So I took a look at the outputs out of a Wheatstone bridge vs. a Unipolar design in Excel. The conclusion I come to is that either design can work, it really depends on whether the ADC is of the unipolar bipolar type. The latter definitely benefits from a Wheatstone bridge - otherwise you're throwing away a bit of resolution for no good reason.
The resolution at low temperatures for the resistor values I chose (4k7x2 and 2k2 on the Wheatstone and 11k for the Unipolar design) and the 2k2 precision thermistor from US Sensors is gargantuan when it comes to 0-50*C measurements which are the mainstay of our expected temperature measurements. (I never expect measurements below zero *C, that would require a different kind of sensor.)
The differences are more pronounced at the high end of the temperature scale, however, where the linearization of the Wheatstone tends to decompress the steps a bit. To cite an extreme, the number of bit 'steps' from 110*C to 120*C for the Bipolar/Wheatstone approach is 542 while the Unipolar design makes it to 392.
So, you gain a bit of resolution at the high end of the temperature scale with the Bipolar design while enjoying fewer steps at the low end of the temperature scale. To put that in perspective, the 0-10*C range enjoys 17k steps in the unipolar design and 'only' 12k steps in the bipolar design. But either approach is offering up 10x the theoretical resolution of the Arduino. And 10k+ steps should allow me to characterize the temperature rather well.
To properly get to temperature measurements in between stated data points, I decided to create a lookup table that uses a ln(x) function between each published data point for interpolation. The results match up to beyond 3 digits after the dot, which is good enough for me. I plan on dumping these floats into ProgMem as an array and using them in a ln approximation function as a function of the integer that the ADC is reporting.
I derived the offset and multiplier through an iterative approach in Excel. The nice thing about all that work is knowing that I can now convert directly from the long integer values reported by the ADC into a temperature. See below:

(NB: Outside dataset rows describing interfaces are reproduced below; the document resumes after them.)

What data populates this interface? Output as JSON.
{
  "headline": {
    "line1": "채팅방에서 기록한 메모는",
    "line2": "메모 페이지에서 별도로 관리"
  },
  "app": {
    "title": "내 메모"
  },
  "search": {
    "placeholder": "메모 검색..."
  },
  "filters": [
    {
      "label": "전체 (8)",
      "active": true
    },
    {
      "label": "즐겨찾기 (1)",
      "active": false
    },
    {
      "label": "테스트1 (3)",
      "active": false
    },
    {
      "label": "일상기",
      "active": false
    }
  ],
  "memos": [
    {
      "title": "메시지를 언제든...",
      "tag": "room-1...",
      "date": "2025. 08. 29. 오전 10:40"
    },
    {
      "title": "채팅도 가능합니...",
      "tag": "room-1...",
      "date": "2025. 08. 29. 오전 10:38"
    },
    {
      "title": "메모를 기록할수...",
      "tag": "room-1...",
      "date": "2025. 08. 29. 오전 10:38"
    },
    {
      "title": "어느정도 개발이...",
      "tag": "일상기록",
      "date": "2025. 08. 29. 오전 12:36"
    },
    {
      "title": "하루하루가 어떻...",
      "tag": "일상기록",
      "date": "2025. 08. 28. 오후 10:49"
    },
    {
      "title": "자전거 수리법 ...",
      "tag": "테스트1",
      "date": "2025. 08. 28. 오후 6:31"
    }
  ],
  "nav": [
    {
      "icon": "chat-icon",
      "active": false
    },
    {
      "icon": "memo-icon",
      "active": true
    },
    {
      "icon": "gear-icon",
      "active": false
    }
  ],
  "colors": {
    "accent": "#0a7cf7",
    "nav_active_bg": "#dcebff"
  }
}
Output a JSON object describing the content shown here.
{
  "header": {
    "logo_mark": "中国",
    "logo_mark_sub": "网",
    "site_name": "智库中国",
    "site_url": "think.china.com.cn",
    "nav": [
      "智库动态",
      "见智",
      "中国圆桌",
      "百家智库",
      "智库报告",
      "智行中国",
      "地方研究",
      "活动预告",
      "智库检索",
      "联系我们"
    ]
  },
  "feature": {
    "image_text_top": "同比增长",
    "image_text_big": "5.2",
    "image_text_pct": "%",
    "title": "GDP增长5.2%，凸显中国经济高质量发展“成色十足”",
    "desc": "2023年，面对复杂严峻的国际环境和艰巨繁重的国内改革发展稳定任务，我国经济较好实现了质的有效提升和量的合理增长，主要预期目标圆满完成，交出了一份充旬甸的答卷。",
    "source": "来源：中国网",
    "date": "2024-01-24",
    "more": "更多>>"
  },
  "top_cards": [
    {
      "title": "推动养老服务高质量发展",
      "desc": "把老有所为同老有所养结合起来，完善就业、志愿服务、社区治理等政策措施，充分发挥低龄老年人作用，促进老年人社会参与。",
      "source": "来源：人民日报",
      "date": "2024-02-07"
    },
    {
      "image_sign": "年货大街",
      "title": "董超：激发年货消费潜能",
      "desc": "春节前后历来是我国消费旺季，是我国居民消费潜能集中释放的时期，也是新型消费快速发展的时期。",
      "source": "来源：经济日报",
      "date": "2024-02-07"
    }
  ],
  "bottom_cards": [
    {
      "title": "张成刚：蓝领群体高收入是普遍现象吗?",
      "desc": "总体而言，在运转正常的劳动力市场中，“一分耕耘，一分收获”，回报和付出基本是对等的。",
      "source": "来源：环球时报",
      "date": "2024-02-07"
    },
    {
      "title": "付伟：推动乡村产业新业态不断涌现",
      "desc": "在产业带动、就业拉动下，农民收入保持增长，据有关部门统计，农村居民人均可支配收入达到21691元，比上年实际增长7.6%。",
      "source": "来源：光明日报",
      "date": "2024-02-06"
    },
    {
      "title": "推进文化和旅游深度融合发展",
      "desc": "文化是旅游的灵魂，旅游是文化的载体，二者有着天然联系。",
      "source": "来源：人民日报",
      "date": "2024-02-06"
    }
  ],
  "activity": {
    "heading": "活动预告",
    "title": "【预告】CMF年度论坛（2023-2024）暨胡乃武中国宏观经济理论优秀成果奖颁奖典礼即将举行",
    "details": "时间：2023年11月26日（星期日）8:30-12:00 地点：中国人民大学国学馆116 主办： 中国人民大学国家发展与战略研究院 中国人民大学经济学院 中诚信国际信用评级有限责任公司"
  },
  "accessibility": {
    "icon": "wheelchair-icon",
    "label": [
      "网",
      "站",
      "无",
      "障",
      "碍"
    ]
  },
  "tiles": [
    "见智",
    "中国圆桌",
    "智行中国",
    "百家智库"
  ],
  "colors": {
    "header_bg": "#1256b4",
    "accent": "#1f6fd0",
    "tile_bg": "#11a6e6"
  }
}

| Temp (*C) | ADC Integer Value | ln(x) multiplier | ln(x) Offset constant |
| - | - | - | - |
| 120 | 1045 | -22.27923662 | 274.880177 |
| 110 | 1637 | -24.95192121 | 294.6597015 |
| 100 | 2444 | -26.56710287 | 307.2603658 |
| 90 | 3561 | -27.61393547 | 315.8211499 |
| 80 | 5115 | -28.17896062 | 320.6464267 |
| 70 | 7294 | -28.51382449 | 323.6249762 |
| 60 | 10358 | -28.86768587 | 326.8966067 |
| 50 | 14646 | -29.47440202 | 332.716181 |
| 40 | 20562 | -30.6152316 | 344.0459878 |
| 30 | 28505 | -32.1216923 | 359.4990127 |
| 25 | 33306 | -33.62930719 | 375.1985497 |
| 20 | 38645 | -36.90097385 | 409.7544579 |
| 10 | 50674 | -44.05057072 | 487.2072436 |
| 0 | 63588 | -56.60933954 | 626.1094879 |
To get at the offset and gain issues inside the ADC, I am considering the following: Use a 8 channel multiplexer with 3 precision resistors to create a linear offset. Every time the MUX inputs are cycled for all the channels, these resistors are sampled also. Then, the offset is calculated and added as function of the integer that the ADC is responding with on later measurements. So that takes care of offset and hopefully gain errors also.
At the 15 samples per second rate that this ADC supports in 16 bit mode, I may even elect to do two measurements of the other analog input channels (i.e. 10 samples altogether) and average them for ever second time-slice I am interested in.
Last but not least, I expect that no matter how well the thermistors are calibrated up front that they will need to be calibrated once they're on the ADC. The test with least damage potential is ice water, as thermistors apparently do not like prolonged exposure to temperatures above 90*C. But I might try both an ice water and a boiling pot of water, just to 'bound' the ADC range.